Dawn at El Potrero
David Goldstein wrote that he’d like to read more about “something related to the fun climbs”. Last year at this time, Dave and I went to Potrero Chico (Read about Dave’s famous ‘Passive Head Restraint System for Road Trips’ in “The Mountain World”).
Neither of us had visited Potrero Chico, but Dave had a hit list of long, hard routes, whereas I wanted to start on easier climbs. We went to the Mini Super Wall and climbed one pitch routes. After three climbs, Dave tired of “grid-bolted” routes and suggested we cross the road to try a longer climb.
We walked to “The Jungle” where he’d scoped out the four-pitch Jungle Mountaineering.
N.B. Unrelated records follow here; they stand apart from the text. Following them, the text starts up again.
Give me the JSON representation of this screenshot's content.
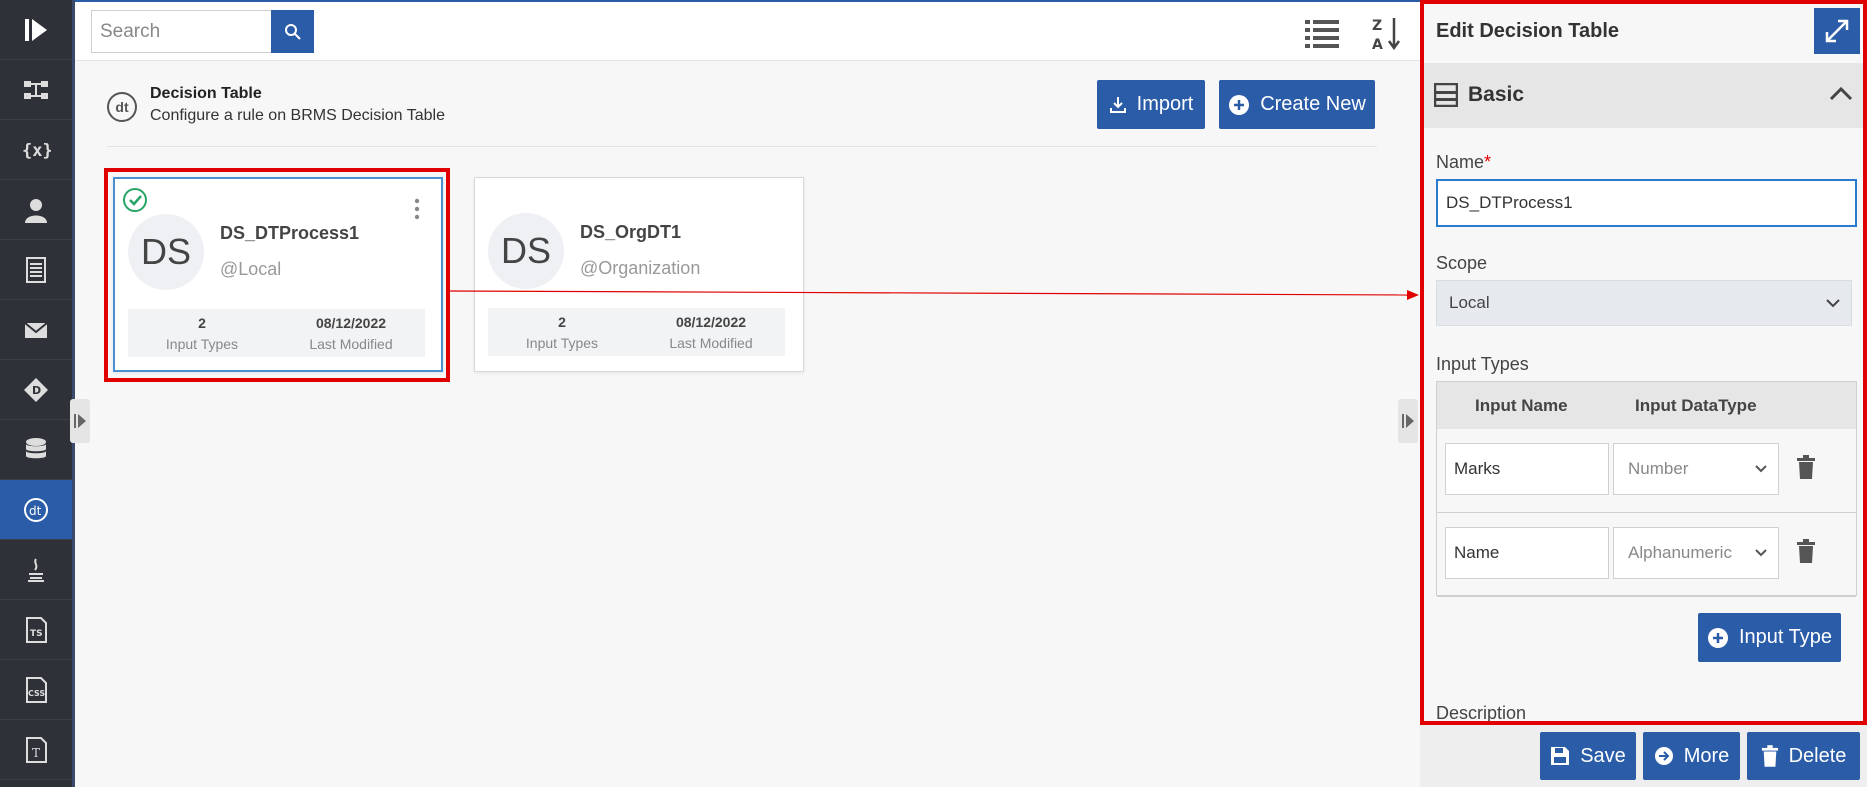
{
  "search": {
    "placeholder": "Search"
  },
  "header": {
    "title": "Decision Table",
    "subtitle": "Configure a rule on BRMS Decision Table",
    "icon_text": "dt"
  },
  "toolbar": {
    "import_label": "Import",
    "create_new_label": "Create New"
  },
  "cards": [
    {
      "initials": "DS",
      "name": "DS_DTProcess1",
      "scope": "@Local",
      "input_types_count": "2",
      "input_types_label": "Input Types",
      "last_modified": "08/12/2022",
      "last_modified_label": "Last Modified",
      "selected": true
    },
    {
      "initials": "DS",
      "name": "DS_OrgDT1",
      "scope": "@Organization",
      "input_types_count": "2",
      "input_types_label": "Input Types",
      "last_modified": "08/12/2022",
      "last_modified_label": "Last Modified",
      "selected": false
    }
  ],
  "edit_panel": {
    "title": "Edit Decision Table",
    "section_label": "Basic",
    "name_label": "Name",
    "name_required_marker": "*",
    "name_value": "DS_DTProcess1",
    "scope_label": "Scope",
    "scope_value": "Local",
    "input_types_label": "Input Types",
    "input_table": {
      "headers": [
        "Input Name",
        "Input DataType"
      ],
      "rows": [
        {
          "name": "Marks",
          "datatype": "Number"
        },
        {
          "name": "Name",
          "datatype": "Alphanumeric"
        }
      ]
    },
    "add_input_type_label": "Input Type",
    "description_label": "Description",
    "footer": {
      "save_label": "Save",
      "more_label": "More",
      "delete_label": "Delete"
    }
  },
  "colors": {
    "accent": "#2a5ca8",
    "highlight": "#e00000",
    "rail_bg": "#2e3138",
    "success": "#27a567"
  },
  "rail": {
    "items": [
      "logo-icon",
      "flow-icon",
      "variables-icon",
      "user-icon",
      "document-icon",
      "mail-icon",
      "diamond-icon",
      "database-icon",
      "decision-table-icon",
      "java-icon",
      "typescript-icon",
      "css-icon",
      "text-icon"
    ],
    "active_index": 8
  }
}
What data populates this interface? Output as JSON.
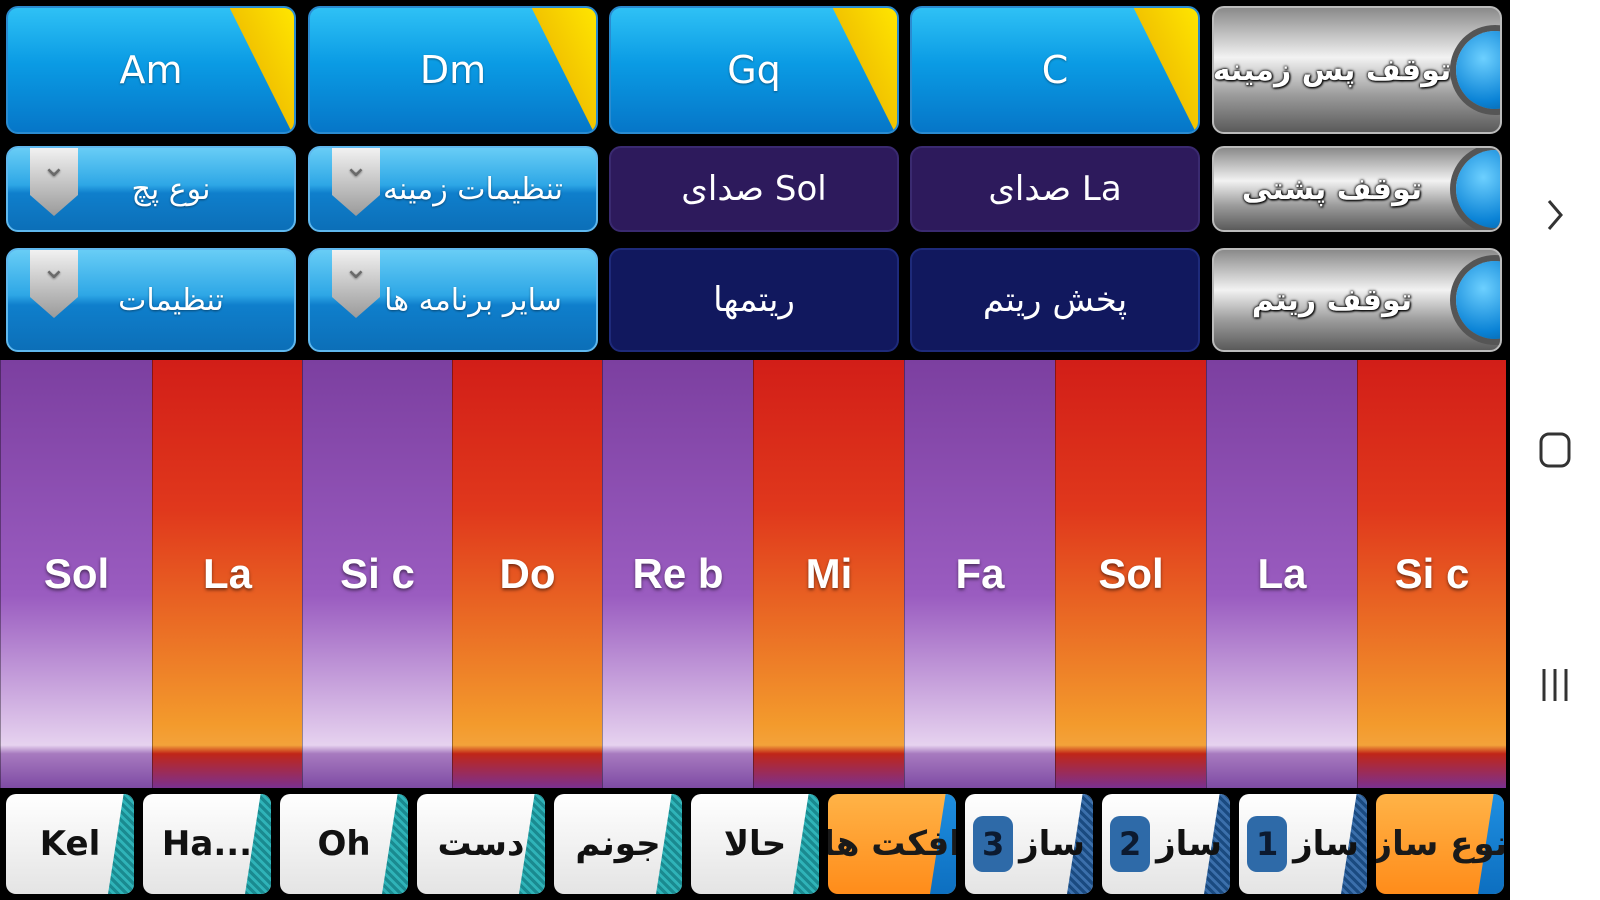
{
  "chords": [
    {
      "label": "Am"
    },
    {
      "label": "Dm"
    },
    {
      "label": "Gq"
    },
    {
      "label": "C"
    }
  ],
  "stop_buttons": {
    "background": "توقف پس زمینه",
    "backing": "توقف پشتی",
    "rhythm": "توقف ریتم"
  },
  "row2": {
    "patch_type": "نوع پچ",
    "background_settings": "تنظیمات زمینه",
    "sol_sound": "صدای Sol",
    "la_sound": "صدای La"
  },
  "row3": {
    "settings": "تنظیمات",
    "other_apps": "سایر برنامه ها",
    "rhythms": "ریتمها",
    "play_rhythm": "پخش ریتم"
  },
  "keys": [
    "Sol",
    "La",
    "Si c",
    "Do",
    "Re b",
    "Mi",
    "Fa",
    "Sol",
    "La",
    "Si c"
  ],
  "bottom_tabs": {
    "kel": "Kel",
    "ha": "Ha...",
    "oh": "Oh",
    "dast": "دست",
    "joonam": "جونم",
    "hala": "حالا",
    "effects": "افکت ها",
    "saz3_label": "ساز",
    "saz3_num": "3",
    "saz2_label": "ساز",
    "saz2_num": "2",
    "saz1_label": "ساز",
    "saz1_num": "1",
    "instrument_type": "نوع ساز"
  },
  "nav_icons": [
    "chevron-right-icon",
    "home-square-icon",
    "recent-apps-icon"
  ],
  "colors": {
    "chord_blue": "#0a9be4",
    "chord_corner": "#f2c400",
    "key_purple": "#9a5cc0",
    "key_red": "#e0381c",
    "row_purple": "#2d1a5c",
    "row_navy": "#11185e",
    "tab_orange": "#ff8c1a"
  }
}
The guidebook states: “tradition demands that this be your first climb in the Portrero.” Though not our first climb, it would be our first multi-pitch route, with pitches at: 5.9, 5.9, 5.9r and 5.10a. By the time I’d put on my shoes, Dave was halfway up the first pitch.
“Put me on belay when you’re ready,” he yelled.
The pitch seemed easy so I felt comfortable swinging leads. The second pitch continued on slabby limestone with good holds on solid rock, with bolts whenever I wanted one. I’d heard about Portrero Chico’s run-out sport climbs, but the bolting seemed fine.
Dave quickly followed my pitch. “Those pitches both seem easier than 5.9,” he said. I agreed that the grading seemed soft. On the next pitch, Dave clipped every other bolt “to add a bit of challenge.” After my fourth lead, at the next belay, a line of bolts continued up the rock.
Why would bolts continue past the fourth pitch? Perhaps someone added a pitch? We assumed each stance after 100 feet indicated the end of a pitch. Perhaps the pitches were 200 feet long, and the intermediate bolts were for rappelling?
I continued up. If our pitches were 200 feet, I might as well run it out. I feared running out of draws, so I skipped clips whenever I could. After another 100 feet, I arrived at a belay stance. More bolts continued up.
When Dave arrived, we discussed our predicament. We’d climbed five pitches, and faced a sixth pitch ahead. He thought we must be on another climb.
“That could be why those pitches seemed so easy,” he said. However, we had no idea what route we could be on. We saw Space Boyz to our right, and Jungle Boy, left of Jungle Mountaineering, had only two pitches.
“Let’s keep climbing as long as there are bolts,” Dave suggested. This was fine as long as any hard pitches we encountered were his – Dave was comfortable on 5.11s and easy 12s; I was happy leading 5.10.
Dave led pitch six, which seemed somewhat harder and I led pitch seven on excellent rock with abundant pockets. By now, I was hungry and thirsty. At the end of pitch eight, we saw two climbers rappelling down. Finally, someone could tell us how many pitches were left, and how hard they were.
“What route is this?” I asked.
“You’re on Yankee Clipper,” they replied. “It’s 15 pitches, but most people skip the last two. The register is at the top of pitch 13 and two pitches, 10b and 12a, go to the summit.”
“Let’s do the rest of the climb,” Dave enthusiastically suggested.
They gave us their topo. When I remarked that we’d brought no food or water, they shared their water and gave me some chocolate goo. With seven pitches remaining, Dave combined pitches 10 and 11 and I combined pitches 12 and 13.
At the top of pitch 13 we reached a notch with a view down the other valley. Clouds rolled in, making it windy and cold. We’d done 16 pitches, including the warm-up climbs. As it got colder and nastier, Dave agreed that we could sign the register and descend. I was happy to reach firm ground, with water and snacks.
After managing 16 pitches on our first day, we both felt more optimistic about Dave’s ambitious climbing plans, which included trying both Space Boyz (11 pitches, 5.10+) and Snott Girlz (7 pitches, 5.10+) in one day. That would total 18 pitches, only two more than we’d done today!